Publisher: Chelsea Green Publishing
Release Date: 2010-12-17
Genre: Social Science
Meat: A Benign Extravagance is a groundbreaking exploration of the difficult environmental, ethical and health issues surrounding the human consumption of animals. Garnering huge praise in the UK, this is a book that answers the question: should we be farming animals, or not? Not a simple answer, but one that takes all views on meat eating into account. It lays out in detail the reasons why we must indeed decrease the amount of meat we eat, both for the planet and for ourselves, and yet explores how different forms of agriculture--including livestock--shape our landscape and culture. At the heart of this book, Simon Fairlie argues that society needs to re-orient itself back to the land, both physically and spiritually, and explains why an agriculture that can most readily achieve this is one that includes a measure of livestock farming. It is a well-researched look at agricultural and environmental theory from a fabulous writer and a farmer, and is sure to take off where other books on vegetarianism and veganism have fallen short in their global scope.
The hardy, multipurpose Dominique chickens that came to the New World with the Pilgrims and later travelled in pioneer saddlebags to help settle the West were once too numerous to count, by 1990 a mere 500 hens survived. This is but a single example of the diminishing diversity of farm animals: half of once-common livestock breeds are endangered, others are already extinct. The need to preserve farm animal diversity is increasingly urgent, says the author of this definitive book on endangered breeds of livestock and poultry. Farmyard animals may hold critical keys for our survival, Jan Dohner warns, and with each extinction, genetic traits of potentially vital importance to our agricultural future or to medical progress are forever lost. This comprehensive book features: * complete information on the history, characteristics, qualities, and traits of 138 endangered livestock breeds (goats, sheep, swine, cattle, horses, other equines) and 53 poultry breeds (chickens, turkeys, ducks, geese) * where these breeds may be seen today * the degree of rarity of each breed in the United States, United Kingdom, and Canada * information on feral livestock populations * 160 colour photographs and over 80 black and white photos and historical illustrations
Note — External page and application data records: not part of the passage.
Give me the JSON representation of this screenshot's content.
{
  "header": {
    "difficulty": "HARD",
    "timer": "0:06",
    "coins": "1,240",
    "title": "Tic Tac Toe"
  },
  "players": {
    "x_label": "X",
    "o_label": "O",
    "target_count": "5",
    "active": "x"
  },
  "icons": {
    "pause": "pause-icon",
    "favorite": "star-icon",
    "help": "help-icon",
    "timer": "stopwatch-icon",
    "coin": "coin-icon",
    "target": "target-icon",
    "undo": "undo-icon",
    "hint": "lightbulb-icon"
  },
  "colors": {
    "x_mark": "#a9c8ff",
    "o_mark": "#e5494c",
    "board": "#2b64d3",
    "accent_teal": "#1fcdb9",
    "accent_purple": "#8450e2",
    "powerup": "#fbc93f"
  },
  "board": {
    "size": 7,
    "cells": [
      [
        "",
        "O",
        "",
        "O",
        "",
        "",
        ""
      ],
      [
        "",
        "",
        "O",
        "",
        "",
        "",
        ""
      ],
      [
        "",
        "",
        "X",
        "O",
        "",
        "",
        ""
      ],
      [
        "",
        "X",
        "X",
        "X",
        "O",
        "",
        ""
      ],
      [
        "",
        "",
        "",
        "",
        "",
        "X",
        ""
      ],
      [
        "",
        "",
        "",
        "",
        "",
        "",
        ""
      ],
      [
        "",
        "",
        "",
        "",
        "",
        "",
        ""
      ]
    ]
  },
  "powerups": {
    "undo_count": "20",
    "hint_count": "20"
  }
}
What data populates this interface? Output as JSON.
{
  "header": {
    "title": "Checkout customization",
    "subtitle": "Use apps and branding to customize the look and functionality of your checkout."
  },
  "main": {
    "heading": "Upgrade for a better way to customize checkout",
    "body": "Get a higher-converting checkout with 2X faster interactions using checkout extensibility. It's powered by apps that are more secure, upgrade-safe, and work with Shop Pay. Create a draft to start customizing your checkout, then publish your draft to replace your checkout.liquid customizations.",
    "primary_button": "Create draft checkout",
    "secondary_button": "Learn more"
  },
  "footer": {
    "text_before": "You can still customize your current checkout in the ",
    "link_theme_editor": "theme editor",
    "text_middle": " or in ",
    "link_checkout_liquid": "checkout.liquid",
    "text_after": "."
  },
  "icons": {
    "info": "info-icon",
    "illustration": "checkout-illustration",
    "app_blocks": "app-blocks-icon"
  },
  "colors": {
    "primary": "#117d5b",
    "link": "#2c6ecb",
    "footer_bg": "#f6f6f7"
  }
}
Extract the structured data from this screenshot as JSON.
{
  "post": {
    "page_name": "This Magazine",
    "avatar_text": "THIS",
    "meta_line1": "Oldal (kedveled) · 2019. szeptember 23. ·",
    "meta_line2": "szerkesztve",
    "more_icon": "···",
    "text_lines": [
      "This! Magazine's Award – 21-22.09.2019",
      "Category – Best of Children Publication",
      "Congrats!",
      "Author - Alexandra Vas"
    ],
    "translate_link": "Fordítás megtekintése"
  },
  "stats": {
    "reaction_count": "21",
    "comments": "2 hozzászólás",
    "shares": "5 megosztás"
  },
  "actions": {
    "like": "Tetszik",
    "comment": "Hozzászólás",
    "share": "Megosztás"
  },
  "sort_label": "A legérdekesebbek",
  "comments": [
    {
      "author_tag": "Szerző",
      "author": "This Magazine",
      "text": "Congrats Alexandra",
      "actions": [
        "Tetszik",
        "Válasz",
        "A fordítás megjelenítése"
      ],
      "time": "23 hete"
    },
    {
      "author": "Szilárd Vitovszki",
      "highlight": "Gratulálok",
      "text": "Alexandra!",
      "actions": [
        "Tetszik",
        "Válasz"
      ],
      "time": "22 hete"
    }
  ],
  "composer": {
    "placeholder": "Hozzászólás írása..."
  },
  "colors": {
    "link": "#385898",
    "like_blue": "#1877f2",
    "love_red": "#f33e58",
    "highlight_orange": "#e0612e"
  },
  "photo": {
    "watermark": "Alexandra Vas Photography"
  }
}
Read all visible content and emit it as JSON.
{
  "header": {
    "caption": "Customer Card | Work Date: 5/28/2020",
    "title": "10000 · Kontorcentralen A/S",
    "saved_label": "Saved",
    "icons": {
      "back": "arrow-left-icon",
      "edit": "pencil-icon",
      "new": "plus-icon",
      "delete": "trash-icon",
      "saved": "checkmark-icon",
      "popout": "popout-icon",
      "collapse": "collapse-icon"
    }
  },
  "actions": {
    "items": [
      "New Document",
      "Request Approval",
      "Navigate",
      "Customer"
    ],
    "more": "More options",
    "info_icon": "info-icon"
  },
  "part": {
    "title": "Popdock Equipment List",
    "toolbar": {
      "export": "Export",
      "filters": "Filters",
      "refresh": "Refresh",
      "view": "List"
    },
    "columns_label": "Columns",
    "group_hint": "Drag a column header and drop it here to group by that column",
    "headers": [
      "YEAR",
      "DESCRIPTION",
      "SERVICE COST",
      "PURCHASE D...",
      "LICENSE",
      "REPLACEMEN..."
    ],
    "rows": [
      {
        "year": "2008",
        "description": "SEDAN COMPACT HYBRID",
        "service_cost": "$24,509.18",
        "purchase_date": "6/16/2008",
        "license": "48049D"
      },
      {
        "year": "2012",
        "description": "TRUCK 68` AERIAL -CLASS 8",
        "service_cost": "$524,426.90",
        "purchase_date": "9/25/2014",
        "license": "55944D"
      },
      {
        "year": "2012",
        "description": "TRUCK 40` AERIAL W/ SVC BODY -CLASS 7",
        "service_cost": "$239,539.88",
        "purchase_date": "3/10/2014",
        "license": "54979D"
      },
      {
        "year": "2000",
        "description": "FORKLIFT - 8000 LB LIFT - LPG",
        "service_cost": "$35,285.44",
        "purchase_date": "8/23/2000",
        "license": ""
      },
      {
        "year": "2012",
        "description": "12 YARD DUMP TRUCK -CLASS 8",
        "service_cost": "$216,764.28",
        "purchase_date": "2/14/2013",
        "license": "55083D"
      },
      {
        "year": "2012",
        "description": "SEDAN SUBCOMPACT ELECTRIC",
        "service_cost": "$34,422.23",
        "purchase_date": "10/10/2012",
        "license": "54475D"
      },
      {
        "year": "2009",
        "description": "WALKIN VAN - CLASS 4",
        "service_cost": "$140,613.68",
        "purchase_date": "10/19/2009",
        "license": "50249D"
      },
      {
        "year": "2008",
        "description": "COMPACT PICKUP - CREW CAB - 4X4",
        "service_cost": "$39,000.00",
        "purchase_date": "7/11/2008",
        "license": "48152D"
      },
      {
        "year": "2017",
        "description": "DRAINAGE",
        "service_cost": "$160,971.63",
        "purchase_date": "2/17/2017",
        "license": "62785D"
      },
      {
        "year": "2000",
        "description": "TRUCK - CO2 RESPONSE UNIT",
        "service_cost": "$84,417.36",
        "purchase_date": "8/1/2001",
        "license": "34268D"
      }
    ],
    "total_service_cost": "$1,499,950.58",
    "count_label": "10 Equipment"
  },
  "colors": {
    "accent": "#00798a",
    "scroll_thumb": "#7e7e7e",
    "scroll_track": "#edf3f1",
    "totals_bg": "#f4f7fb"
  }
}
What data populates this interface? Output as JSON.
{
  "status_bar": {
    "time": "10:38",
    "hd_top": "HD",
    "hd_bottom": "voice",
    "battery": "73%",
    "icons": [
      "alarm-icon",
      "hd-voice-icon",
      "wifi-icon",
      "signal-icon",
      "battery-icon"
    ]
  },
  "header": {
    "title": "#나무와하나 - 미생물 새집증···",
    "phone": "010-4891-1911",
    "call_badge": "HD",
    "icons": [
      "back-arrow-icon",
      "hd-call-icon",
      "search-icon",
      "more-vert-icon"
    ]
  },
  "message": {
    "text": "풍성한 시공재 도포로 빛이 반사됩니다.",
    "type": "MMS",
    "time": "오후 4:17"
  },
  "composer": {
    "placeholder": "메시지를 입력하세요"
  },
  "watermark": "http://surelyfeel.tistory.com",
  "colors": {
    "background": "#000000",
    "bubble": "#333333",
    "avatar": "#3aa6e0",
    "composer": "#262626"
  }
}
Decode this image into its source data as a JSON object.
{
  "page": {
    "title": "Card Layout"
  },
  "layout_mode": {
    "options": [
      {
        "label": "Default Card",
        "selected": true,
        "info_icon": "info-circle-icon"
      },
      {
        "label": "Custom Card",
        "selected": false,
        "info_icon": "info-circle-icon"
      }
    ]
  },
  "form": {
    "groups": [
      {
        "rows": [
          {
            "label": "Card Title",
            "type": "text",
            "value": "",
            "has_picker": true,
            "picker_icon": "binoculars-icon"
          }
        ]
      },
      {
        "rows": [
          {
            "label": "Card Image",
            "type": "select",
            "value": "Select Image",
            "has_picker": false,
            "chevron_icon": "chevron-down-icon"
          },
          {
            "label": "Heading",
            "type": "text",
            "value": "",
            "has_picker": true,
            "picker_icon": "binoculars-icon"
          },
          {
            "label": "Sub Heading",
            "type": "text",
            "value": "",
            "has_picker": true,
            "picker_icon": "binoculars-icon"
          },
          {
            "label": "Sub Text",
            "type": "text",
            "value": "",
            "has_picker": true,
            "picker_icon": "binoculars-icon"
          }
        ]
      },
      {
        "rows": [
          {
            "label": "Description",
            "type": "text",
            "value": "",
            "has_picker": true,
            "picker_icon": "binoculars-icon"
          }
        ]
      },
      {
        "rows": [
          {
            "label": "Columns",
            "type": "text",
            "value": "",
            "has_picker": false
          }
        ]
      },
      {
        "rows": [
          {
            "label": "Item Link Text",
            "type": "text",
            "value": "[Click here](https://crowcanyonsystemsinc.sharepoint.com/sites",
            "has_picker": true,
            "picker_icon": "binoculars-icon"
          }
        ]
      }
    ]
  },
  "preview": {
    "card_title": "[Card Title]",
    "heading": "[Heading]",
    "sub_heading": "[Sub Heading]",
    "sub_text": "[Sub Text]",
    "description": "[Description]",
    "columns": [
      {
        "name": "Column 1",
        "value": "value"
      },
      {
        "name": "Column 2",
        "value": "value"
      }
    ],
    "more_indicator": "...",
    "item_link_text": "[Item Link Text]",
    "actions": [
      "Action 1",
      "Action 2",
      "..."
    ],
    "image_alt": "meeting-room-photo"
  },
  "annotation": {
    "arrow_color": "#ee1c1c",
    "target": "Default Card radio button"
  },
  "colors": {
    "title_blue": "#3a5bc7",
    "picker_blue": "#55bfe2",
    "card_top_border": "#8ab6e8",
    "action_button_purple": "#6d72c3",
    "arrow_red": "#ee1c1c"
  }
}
"Within a day of receiving this book, I had consumed it... Absorbing, moving, and compulsively readable."—Lydia Davis In this affectionate, heart-warming chronicle, Rosamund Young distills a lifetime of organic farming wisdom, describing the surprising personalities of her cows and other animals At her famous Kite's Nest Farm in Worcestershire, England, the cows (as well as sheep, hens, and pigs) all roam free. They make their own choices about rearing, grazing, and housing. Left to be themselves, the cows exhibit temperaments and interests as diverse as our own. "Fat Hat" prefers men to women; "Chippy Minton" refuses to sleep with muddy legs and always reports to the barn for grooming before bed; "Jake" has a thing for sniffing the carbon monoxide fumes of the Land Rover exhaust pipe; and "Gemima" greets all humans with an angry shake of the head and is fiercely independent. An organic farmer for decades, Young has an unaffected and homely voice. Her prose brims with genuine devotion to the wellbeing of animals. Most of us never apprehend the various inner lives animals possess, least of all those that we might eat. But Young has spent countless hours observing how these creatures love, play games, and form life-long friendships. She imparts hard-won wisdom about the both moral and real-world benefits of organic farming. (If preserving the dignity of animals isn't a good enough reason for you, consider how badly factory farming stunts the growth of animals, producing unhealthy and tasteless food.) This gorgeously-illustrated book, which includes an original introduction by the legendary British playwright Alan Bennett, is the summation of a life's work, and a delightful and moving tribute to the deep richness of animal sentience.